> **BRIEF**
Look for "Africa" in each line of the records, and copy the lines that have it.
»»
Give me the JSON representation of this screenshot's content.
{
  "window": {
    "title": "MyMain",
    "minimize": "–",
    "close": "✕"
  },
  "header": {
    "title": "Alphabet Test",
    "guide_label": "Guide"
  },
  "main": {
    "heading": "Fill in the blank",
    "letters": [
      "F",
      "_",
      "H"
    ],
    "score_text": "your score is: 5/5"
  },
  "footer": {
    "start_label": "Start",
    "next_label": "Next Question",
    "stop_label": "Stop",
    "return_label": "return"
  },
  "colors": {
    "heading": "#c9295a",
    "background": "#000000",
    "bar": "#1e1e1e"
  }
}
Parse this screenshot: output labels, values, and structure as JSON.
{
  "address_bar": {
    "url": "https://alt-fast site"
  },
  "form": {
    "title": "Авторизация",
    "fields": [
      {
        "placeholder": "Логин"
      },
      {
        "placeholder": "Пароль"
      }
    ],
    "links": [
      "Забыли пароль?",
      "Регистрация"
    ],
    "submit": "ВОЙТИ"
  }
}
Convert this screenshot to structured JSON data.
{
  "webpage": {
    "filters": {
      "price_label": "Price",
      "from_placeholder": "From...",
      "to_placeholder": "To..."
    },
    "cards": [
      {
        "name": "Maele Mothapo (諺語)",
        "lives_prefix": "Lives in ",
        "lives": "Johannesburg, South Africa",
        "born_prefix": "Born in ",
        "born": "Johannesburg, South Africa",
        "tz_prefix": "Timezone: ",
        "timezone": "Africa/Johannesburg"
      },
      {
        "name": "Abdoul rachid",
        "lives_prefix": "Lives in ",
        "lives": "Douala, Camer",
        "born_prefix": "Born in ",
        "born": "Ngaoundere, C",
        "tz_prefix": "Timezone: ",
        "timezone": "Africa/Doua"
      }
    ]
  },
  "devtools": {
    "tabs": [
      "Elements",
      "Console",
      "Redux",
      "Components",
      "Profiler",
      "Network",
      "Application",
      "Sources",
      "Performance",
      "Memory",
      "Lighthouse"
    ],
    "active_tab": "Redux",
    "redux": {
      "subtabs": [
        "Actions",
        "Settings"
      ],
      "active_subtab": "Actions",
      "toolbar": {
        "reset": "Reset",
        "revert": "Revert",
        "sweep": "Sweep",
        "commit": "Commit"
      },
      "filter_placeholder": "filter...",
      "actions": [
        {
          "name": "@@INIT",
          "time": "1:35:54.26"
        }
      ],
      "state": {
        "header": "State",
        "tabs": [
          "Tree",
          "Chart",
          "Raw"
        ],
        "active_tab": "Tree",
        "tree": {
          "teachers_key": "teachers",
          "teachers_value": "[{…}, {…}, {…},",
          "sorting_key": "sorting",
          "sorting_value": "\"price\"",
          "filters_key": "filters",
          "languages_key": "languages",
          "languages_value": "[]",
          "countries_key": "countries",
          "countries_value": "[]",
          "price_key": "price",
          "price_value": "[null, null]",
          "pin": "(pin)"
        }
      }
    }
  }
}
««
> **YOUR RESPONSE**
        "lives": "Johannesburg, South Africa",
        "born": "Johannesburg, South Africa",
        "timezone": "Africa/Johannesburg"
        "timezone": "Africa/Doua"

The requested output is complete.